▶ What the exercise asks: Select all lines in the records that include "JSON".

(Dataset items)
..........
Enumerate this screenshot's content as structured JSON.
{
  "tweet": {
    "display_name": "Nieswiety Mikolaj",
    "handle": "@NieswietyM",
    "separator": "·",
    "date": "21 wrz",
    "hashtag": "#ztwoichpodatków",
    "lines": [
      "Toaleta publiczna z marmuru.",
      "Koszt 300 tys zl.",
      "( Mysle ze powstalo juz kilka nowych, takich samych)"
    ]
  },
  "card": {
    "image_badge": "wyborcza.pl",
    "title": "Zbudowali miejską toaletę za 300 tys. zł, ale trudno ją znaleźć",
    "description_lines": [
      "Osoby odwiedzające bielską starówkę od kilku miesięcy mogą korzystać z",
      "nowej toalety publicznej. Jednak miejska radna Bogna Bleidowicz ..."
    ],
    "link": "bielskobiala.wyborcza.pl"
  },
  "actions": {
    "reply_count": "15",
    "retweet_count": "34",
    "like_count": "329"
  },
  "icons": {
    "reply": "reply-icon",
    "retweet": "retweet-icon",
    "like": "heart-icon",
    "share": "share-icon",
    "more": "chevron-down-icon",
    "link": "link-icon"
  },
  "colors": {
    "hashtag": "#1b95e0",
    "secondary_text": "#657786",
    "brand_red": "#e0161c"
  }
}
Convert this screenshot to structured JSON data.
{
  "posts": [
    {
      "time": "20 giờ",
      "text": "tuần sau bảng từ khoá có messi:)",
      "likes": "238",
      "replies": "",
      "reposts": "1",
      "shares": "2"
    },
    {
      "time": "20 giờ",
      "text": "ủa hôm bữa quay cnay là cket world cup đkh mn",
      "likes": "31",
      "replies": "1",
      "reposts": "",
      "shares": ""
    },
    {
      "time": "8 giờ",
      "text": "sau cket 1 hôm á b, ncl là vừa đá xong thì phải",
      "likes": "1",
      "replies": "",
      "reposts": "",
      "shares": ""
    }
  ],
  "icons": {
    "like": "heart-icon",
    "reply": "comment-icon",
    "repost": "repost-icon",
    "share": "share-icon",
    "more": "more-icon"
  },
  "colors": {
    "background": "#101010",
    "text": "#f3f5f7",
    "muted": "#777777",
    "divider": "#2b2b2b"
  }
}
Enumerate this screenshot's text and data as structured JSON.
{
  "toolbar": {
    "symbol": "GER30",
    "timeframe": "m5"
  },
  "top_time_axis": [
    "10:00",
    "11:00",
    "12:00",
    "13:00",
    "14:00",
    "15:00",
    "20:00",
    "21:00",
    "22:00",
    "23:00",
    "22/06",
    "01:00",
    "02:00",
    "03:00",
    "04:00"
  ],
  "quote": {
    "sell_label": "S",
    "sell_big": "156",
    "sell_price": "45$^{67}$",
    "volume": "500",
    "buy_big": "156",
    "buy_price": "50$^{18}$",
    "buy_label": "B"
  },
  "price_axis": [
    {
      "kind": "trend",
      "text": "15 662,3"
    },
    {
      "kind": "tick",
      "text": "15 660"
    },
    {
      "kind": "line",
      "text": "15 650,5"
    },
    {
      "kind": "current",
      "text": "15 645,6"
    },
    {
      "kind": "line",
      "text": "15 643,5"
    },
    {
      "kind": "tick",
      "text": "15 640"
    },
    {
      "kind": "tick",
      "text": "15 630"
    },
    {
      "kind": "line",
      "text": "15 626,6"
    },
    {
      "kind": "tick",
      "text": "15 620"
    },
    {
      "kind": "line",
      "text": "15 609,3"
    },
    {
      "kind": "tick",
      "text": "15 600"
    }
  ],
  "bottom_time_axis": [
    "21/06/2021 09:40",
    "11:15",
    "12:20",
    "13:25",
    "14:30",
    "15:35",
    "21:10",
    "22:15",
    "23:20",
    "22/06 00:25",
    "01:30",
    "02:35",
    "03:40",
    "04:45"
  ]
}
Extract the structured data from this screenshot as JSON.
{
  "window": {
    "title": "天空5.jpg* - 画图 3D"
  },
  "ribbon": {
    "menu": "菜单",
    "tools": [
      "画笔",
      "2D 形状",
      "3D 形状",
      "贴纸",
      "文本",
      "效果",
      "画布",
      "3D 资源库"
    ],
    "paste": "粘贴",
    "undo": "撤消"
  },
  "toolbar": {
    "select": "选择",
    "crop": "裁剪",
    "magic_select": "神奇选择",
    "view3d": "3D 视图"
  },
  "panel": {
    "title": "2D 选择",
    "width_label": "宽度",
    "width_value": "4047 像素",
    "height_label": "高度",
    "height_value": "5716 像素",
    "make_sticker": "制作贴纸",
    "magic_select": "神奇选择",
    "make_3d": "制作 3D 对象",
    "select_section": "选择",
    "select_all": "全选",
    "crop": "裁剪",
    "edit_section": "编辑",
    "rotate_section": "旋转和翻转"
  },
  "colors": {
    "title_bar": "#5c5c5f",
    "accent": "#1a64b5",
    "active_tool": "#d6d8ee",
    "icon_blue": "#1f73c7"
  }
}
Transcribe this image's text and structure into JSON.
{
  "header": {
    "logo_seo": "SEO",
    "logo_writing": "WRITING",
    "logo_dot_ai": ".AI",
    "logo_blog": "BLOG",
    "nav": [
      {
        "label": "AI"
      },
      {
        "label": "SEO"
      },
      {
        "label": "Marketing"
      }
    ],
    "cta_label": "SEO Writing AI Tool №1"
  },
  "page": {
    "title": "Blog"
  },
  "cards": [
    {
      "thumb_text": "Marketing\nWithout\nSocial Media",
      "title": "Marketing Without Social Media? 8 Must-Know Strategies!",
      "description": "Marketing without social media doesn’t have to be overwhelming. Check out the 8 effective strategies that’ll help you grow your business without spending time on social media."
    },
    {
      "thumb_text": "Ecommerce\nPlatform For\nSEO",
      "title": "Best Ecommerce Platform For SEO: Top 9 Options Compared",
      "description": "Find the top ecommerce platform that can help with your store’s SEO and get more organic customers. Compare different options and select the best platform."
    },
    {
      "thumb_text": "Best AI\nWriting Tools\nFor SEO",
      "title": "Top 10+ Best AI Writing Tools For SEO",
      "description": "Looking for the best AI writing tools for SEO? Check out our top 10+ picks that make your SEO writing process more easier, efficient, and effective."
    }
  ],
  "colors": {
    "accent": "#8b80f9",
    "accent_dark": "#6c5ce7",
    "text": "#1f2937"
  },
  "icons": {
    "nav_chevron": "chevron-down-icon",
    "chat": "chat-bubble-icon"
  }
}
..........
▶ Response box:
Enumerate this screenshot's content as structured JSON.
Convert this screenshot to structured JSON data.
Enumerate this screenshot's text and data as structured JSON.
Extract the structured data from this screenshot as JSON.
Transcribe this image's text and structure into JSON.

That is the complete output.